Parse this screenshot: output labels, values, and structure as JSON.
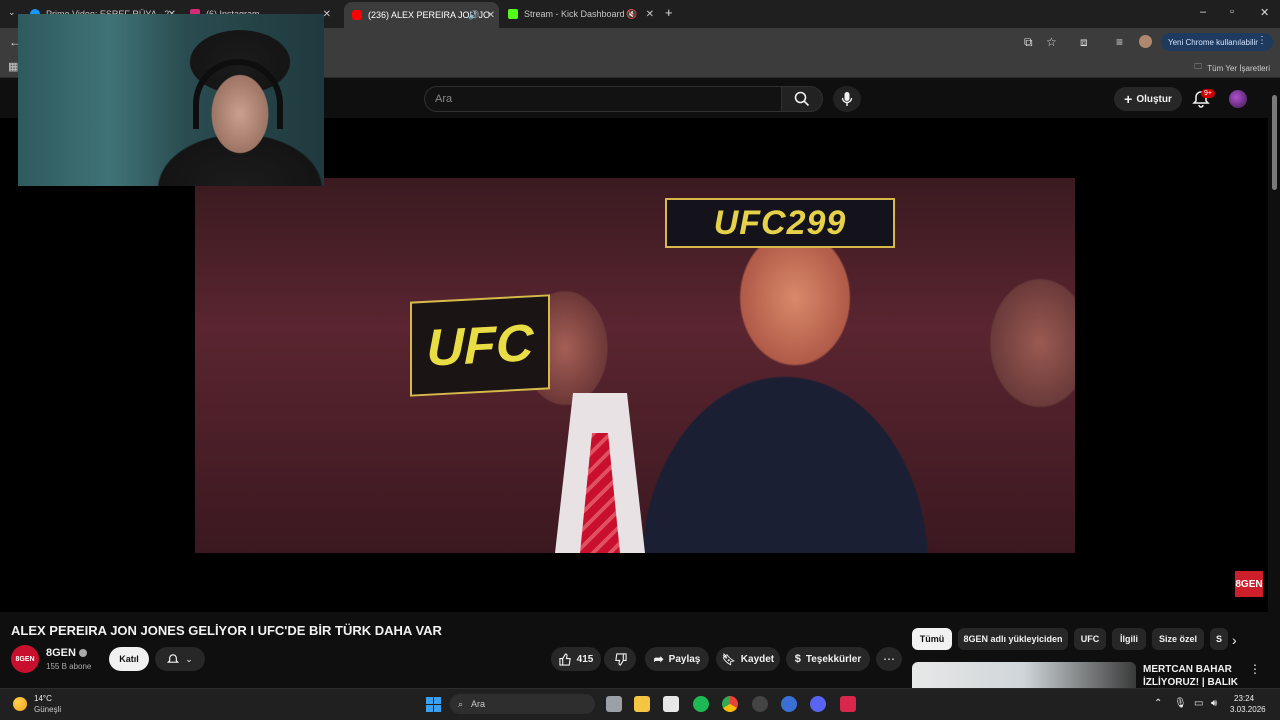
{
  "browser": {
    "tabs": [
      {
        "label": "Prime Video: ESREF RÜYA - 2...",
        "color": "#1a98ff"
      },
      {
        "label": "(6) Instagram",
        "color": "#d62976"
      },
      {
        "label": "(236) ALEX PEREIRA JON JO",
        "color": "#ff0000"
      },
      {
        "label": "Stream - Kick Dashboard",
        "color": "#53fc18"
      }
    ],
    "new_tab_icon": "plus-icon",
    "chrome_notice": "Yeni Chrome kullanılabilir",
    "all_bookmarks": "Tüm Yer İşaretleri"
  },
  "youtube": {
    "search_placeholder": "Ara",
    "create_label": "Oluştur",
    "notification_badge": "9+",
    "video_title": "ALEX PEREIRA JON JONES GELİYOR I UFC'DE BİR TÜRK DAHA VAR",
    "channel": {
      "name": "8GEN",
      "subscribers": "155 B abone",
      "avatar_text": "8GEN"
    },
    "join_label": "Katıl",
    "likes": "415",
    "share_label": "Paylaş",
    "save_label": "Kaydet",
    "thanks_label": "Teşekkürler",
    "chips": [
      "Tümü",
      "8GEN adlı yükleyiciden",
      "UFC",
      "İlgili",
      "Size özel",
      "S"
    ],
    "recommendation_title": "MERTCAN BAHAR İZLİYORUZ! | BALIK ...",
    "watermark": "8GEN",
    "video_overlay": {
      "banner_top": "UFC299",
      "banner_side": "UFC"
    }
  },
  "taskbar": {
    "weather_temp": "14°C",
    "weather_desc": "Güneşli",
    "search_label": "Ara",
    "time": "23:24",
    "date": "3.03.2026"
  }
}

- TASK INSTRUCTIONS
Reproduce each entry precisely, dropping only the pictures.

- TASK SOLUTION
Parse this screenshot: output labels, values, and structure as JSON.
{
  "browser": {
    "tabs": [
      {
        "label": "Prime Video: ESREF RÜYA - 2...",
        "color": "#1a98ff"
      },
      {
        "label": "(6) Instagram",
        "color": "#d62976"
      },
      {
        "label": "(236) ALEX PEREIRA JON JO",
        "color": "#ff0000"
      },
      {
        "label": "Stream - Kick Dashboard",
        "color": "#53fc18"
      }
    ],
    "new_tab_icon": "plus-icon",
    "chrome_notice": "Yeni Chrome kullanılabilir",
    "all_bookmarks": "Tüm Yer İşaretleri"
  },
  "youtube": {
    "search_placeholder": "Ara",
    "create_label": "Oluştur",
    "notification_badge": "9+",
    "video_title": "ALEX PEREIRA JON JONES GELİYOR I UFC'DE BİR TÜRK DAHA VAR",
    "channel": {
      "name": "8GEN",
      "subscribers": "155 B abone",
      "avatar_text": "8GEN"
    },
    "join_label": "Katıl",
    "likes": "415",
    "share_label": "Paylaş",
    "save_label": "Kaydet",
    "thanks_label": "Teşekkürler",
    "chips": [
      "Tümü",
      "8GEN adlı yükleyiciden",
      "UFC",
      "İlgili",
      "Size özel",
      "S"
    ],
    "recommendation_title": "MERTCAN BAHAR İZLİYORUZ! | BALIK ...",
    "watermark": "8GEN",
    "video_overlay": {
      "banner_top": "UFC299",
      "banner_side": "UFC"
    }
  },
  "taskbar": {
    "weather_temp": "14°C",
    "weather_desc": "Güneşli",
    "search_label": "Ara",
    "time": "23:24",
    "date": "3.03.2026"
  }
}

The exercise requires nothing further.